After Tobias played, we asked him lots of questions. We talked about where he is from, his education, his compositional process, and his inspiration. One particularly good question had to do with absolute vs. programmatic music. The questioner wanted to know what made a musical element match up to an event, emotion, or other topic. Take Beethoven’s 6th, for instance: What’s particularly “Pastoral” about that? How do its sounds suggest a story? Specifically, he wanted to know how those instrumental pieces, without text, mapped on to the life of David. Now, that’s  a good question in any language!

The answer was, essentially: They don’t. Tobias did not compose those pieces with the life of David in mind. Later, when he was asked to participate in a program about David, he chose his Scripture passages and pieces of music that he felt fit. They certainly were meditative and thus worked well with the thoughts he was giving us.


Andrew Stirling MacDonald at the piano

After Tobias finished his program, we had two more pianists. Later on I will post videos of these three performances.

Curt D. performed two jazz pieces: one of his own composition and another his Latin-style arrangement of Brubeck’s “Take Five.”

When Curt played, I got inspired to plan a future “Ekphrasis Live!” event at which we have all the visual artists exhibit their work, and the musicians perform for an hour each. We’ll do that this summer! Details are forthcoming.

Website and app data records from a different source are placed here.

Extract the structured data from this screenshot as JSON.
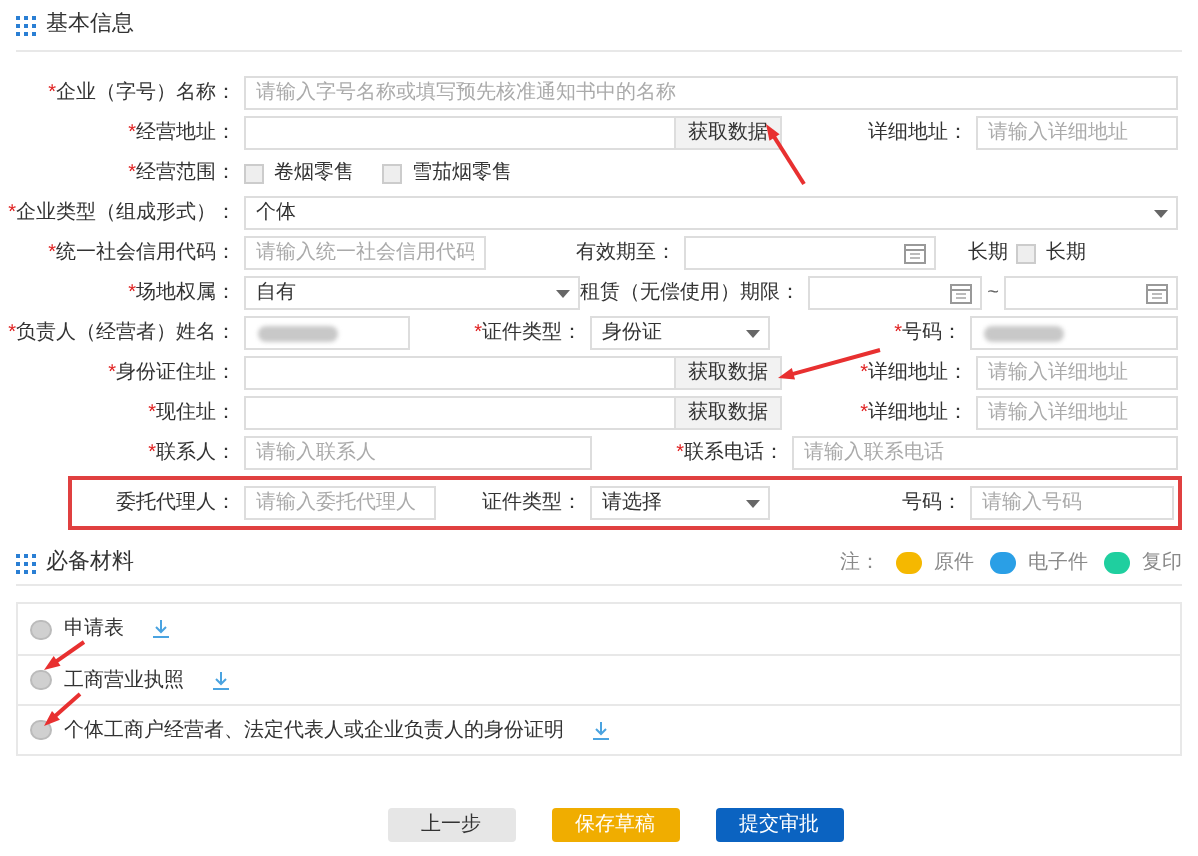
{
  "basic_info": {
    "title": "基本信息",
    "rows": [
      {
        "highlighted": false,
        "fields": [
          {
            "kind": "text",
            "mark": "*",
            "label": "企业（字号）名称：",
            "placeholder": "请输入字号名称或填写预先核准通知书中的名称"
          }
        ]
      },
      {
        "highlighted": false,
        "fields": [
          {
            "kind": "text_button",
            "mark": "*",
            "label": "经营地址：",
            "button": "获取数据"
          },
          {
            "kind": "text",
            "label": "详细地址：",
            "placeholder": "请输入详细地址"
          }
        ]
      },
      {
        "highlighted": false,
        "fields": [
          {
            "kind": "checkboxes",
            "mark": "*",
            "label": "经营范围：",
            "options": [
              {
                "label": "卷烟零售",
                "checked": false
              },
              {
                "label": "雪茄烟零售",
                "checked": false
              }
            ]
          }
        ]
      },
      {
        "highlighted": false,
        "fields": [
          {
            "kind": "select",
            "mark": "*",
            "label": "企业类型（组成形式）：",
            "value": "个体"
          }
        ]
      },
      {
        "highlighted": false,
        "fields": [
          {
            "kind": "text",
            "mark": "*",
            "label": "统一社会信用代码：",
            "placeholder": "请输入统一社会信用代码"
          },
          {
            "kind": "date",
            "label": "有效期至："
          },
          {
            "kind": "checkboxes",
            "label": "长期",
            "options": [
              {
                "label": "长期",
                "checked": false
              }
            ]
          }
        ]
      },
      {
        "highlighted": false,
        "fields": [
          {
            "kind": "select",
            "mark": "*",
            "label": "场地权属：",
            "value": "自有"
          },
          {
            "kind": "date_range",
            "label": "租赁（无偿使用）期限：",
            "separator": "~"
          }
        ]
      },
      {
        "highlighted": false,
        "fields": [
          {
            "kind": "text",
            "mark": "*",
            "label": "负责人（经营者）姓名：",
            "masked": true
          },
          {
            "kind": "select",
            "mark": "*",
            "label": "证件类型：",
            "value": "身份证"
          },
          {
            "kind": "text",
            "mark": "*",
            "label": "号码：",
            "masked": true
          }
        ]
      },
      {
        "highlighted": false,
        "fields": [
          {
            "kind": "text_button",
            "mark": "*",
            "label": "身份证住址：",
            "button": "获取数据"
          },
          {
            "kind": "text",
            "mark": "*",
            "label": "详细地址：",
            "placeholder": "请输入详细地址"
          }
        ]
      },
      {
        "highlighted": false,
        "fields": [
          {
            "kind": "text_button",
            "mark": "*",
            "label": "现住址：",
            "button": "获取数据"
          },
          {
            "kind": "text",
            "mark": "*",
            "label": "详细地址：",
            "placeholder": "请输入详细地址"
          }
        ]
      },
      {
        "highlighted": false,
        "fields": [
          {
            "kind": "text",
            "mark": "*",
            "label": "联系人：",
            "placeholder": "请输入联系人"
          },
          {
            "kind": "text",
            "mark": "*",
            "label": "联系电话：",
            "placeholder": "请输入联系电话"
          }
        ]
      },
      {
        "highlighted": true,
        "fields": [
          {
            "kind": "text",
            "label": "委托代理人：",
            "placeholder": "请输入委托代理人"
          },
          {
            "kind": "select",
            "label": "证件类型：",
            "value": "请选择"
          },
          {
            "kind": "text",
            "label": "号码：",
            "placeholder": "请输入号码"
          }
        ]
      }
    ]
  },
  "materials": {
    "title": "必备材料",
    "note": "注：",
    "legend": [
      {
        "label": "原件",
        "color": "#f5b800"
      },
      {
        "label": "电子件",
        "color": "#2a9fe6"
      },
      {
        "label": "复印",
        "color": "#1fcf9f"
      }
    ],
    "items": [
      {
        "label": "申请表"
      },
      {
        "label": "工商营业执照"
      },
      {
        "label": "个体工商户经营者、法定代表人或企业负责人的身份证明"
      }
    ]
  },
  "buttons": [
    {
      "label": "上一步",
      "kind": "secondary"
    },
    {
      "label": "保存草稿",
      "kind": "warning"
    },
    {
      "label": "提交审批",
      "kind": "primary"
    }
  ]
}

Then Andrew Stirling MacDonald played an original composition that he wrote as a 21st birthday gift for Betsy G. The composition is entitled “An Old-Fashioned Girl,” after a book by Louisa May Alcott. Betsy was the first person Andrew met who had also read that novel. The piece goes through several sections, exploring aspects of Betsy’s personality, her sweet childlike nature, and her love of history.

After the musical section of the evening, we moved into visual art. Chrissie S., she of the many nicknames (most commonly “Momo”; sometimes “JoJo”; I call her “Mojo”), is taking an art class at her local community college. She shared a few drawings she made in soft pastels. Here is one of colorful cabbage leaves: IMG_0310

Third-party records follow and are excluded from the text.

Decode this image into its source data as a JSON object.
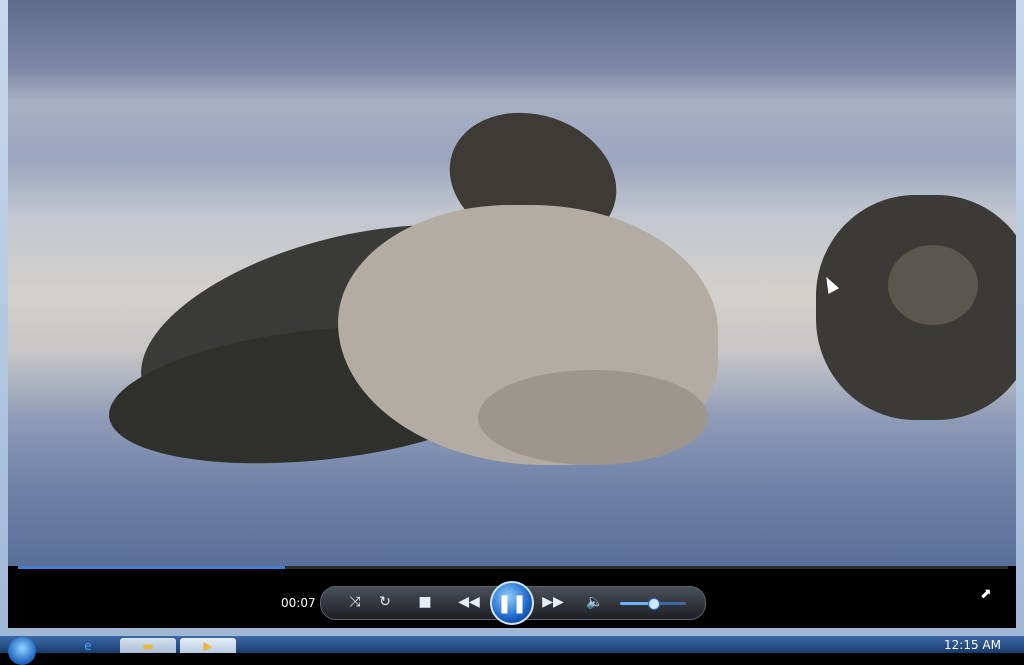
{
  "player": {
    "elapsed_time": "00:07",
    "seek_progress": 0.27,
    "volume_level": 0.5
  },
  "controls": {
    "shuffle_icon": "shuffle-icon",
    "repeat_icon": "repeat-icon",
    "stop_icon": "stop-icon",
    "previous_icon": "rewind-icon",
    "play_pause_icon": "pause-icon",
    "next_icon": "fast-forward-icon",
    "mute_icon": "speaker-icon",
    "fullscreen_icon": "switch-to-fullscreen-icon"
  },
  "taskbar": {
    "clock": "12:15 AM",
    "buttons": [
      "internet-explorer",
      "windows-explorer",
      "windows-media-player"
    ]
  },
  "colors": {
    "accent": "#3f7fd8",
    "play_button": "#1b63c9"
  }
}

Momo talked about how she works in soft pastel, and that they are quite a challenge (they smudge very easily) and that she loves getting really messy with them.

Then she shared a first at Ekphrasis: two fine art nudes. I have a photograph of one below. We talked only a little bit about how she was uncomfortable drawing nudes at first (working from photographs, not from a live model), but that she very quickly lost her discomfort and discovered how beautiful this form can be.

IMG_0313After Momo finished presenting her pieces, Sharon G. brought two works-in-progress to share with the group for notes. The first was a graphite-pencil drawing of her nephew, shown from an interesting, top-down perspective. The photograph she’d used as a reference for the drawing included a bit of motion blur, and we had a brief discussion as to how that could (or whether it should) translate into the drawing itself. Sharon’s second piece was a project she’d begun work on five years earlier, and recently decided she’d like to try to finish. The drawing was of several pieces of a mirror, reflecting different parts of her face. She had originally intended to connect the mirror-pieces with another drawing in the background, and we discussed her new ideas as to how the piece could be finally brought together.

Earl P. continued his magic-colored-bread project. The bread he brought to this event was intended to be Mana-blue. He discussed some of the techniques he’d used to try to color the bread without using artificial food coloring. The bread did have a somewhat blue color to it, though it did not turn out as blue as he’d hoped. Next up is black, and we gave some ideas and suggestions as to the best ways to accomplish it.

Josh L. gave the evening’s final presentation, a series of photographs captured in his signature style, without editing or alterations to the original photographs.

With the night winding down and the person who had the keys to the building wanting to go home and get some sleep, the group decided to continue the fellowship and socializing at a local diner, where we met and whiled away the time until the wee hours of the morning.

— Written by Sørina Higgins and Andrew Stirling MacDonald